→ **PROVIDED DATA**
# # # #

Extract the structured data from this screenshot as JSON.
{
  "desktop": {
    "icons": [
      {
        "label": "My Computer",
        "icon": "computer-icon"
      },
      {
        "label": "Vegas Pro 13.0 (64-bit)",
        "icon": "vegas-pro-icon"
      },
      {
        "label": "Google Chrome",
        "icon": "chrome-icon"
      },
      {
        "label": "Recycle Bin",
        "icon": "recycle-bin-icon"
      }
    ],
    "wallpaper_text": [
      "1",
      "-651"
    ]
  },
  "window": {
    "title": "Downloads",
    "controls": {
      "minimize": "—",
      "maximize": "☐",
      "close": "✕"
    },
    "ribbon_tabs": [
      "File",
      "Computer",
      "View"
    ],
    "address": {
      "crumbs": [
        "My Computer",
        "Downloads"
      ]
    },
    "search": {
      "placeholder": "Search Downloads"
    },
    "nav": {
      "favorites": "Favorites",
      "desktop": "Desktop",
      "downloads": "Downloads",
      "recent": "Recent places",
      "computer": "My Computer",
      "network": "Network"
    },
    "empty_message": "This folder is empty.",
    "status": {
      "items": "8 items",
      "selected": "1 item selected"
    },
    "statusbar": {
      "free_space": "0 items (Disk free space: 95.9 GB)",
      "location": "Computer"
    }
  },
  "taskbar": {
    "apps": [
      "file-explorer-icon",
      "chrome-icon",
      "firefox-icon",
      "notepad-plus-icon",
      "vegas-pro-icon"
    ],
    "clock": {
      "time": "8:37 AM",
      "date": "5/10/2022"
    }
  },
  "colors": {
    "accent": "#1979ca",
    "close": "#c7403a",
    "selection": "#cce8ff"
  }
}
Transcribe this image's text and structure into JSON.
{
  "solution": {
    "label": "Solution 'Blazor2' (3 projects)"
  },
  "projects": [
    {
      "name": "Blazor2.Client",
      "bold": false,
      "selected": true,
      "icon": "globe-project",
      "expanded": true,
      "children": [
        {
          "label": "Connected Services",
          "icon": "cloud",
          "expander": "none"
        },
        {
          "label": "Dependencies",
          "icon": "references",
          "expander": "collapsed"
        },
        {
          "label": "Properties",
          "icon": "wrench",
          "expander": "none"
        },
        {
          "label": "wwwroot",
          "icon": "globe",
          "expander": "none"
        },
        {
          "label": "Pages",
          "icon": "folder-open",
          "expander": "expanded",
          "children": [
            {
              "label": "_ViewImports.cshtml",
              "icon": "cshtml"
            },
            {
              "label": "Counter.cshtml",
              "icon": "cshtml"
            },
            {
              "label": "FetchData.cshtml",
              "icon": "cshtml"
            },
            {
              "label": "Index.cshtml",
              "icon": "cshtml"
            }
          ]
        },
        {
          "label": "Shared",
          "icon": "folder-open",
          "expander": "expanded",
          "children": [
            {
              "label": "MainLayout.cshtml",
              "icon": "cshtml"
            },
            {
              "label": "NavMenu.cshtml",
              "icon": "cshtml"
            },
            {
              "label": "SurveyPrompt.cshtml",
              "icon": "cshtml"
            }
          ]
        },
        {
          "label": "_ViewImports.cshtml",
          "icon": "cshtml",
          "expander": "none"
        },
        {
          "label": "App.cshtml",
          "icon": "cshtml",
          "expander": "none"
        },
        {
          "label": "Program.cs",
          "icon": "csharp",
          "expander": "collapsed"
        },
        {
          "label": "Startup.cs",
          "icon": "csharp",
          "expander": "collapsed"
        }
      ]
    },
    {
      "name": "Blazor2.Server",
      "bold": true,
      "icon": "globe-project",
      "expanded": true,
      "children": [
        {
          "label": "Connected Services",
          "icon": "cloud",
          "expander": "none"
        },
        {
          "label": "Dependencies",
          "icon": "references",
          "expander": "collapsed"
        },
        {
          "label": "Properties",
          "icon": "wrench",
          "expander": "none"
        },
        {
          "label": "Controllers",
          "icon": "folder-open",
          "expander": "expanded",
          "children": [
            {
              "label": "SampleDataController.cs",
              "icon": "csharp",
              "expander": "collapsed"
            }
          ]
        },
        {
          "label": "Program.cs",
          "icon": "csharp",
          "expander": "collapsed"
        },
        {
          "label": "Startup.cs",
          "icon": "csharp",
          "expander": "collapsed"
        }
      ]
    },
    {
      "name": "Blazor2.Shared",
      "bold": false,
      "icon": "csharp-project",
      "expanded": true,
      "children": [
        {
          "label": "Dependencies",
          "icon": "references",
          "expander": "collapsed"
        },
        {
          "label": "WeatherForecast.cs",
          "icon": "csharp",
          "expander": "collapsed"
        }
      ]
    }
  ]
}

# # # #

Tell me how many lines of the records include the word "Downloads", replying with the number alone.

→ **EXERCISE RESULT**
4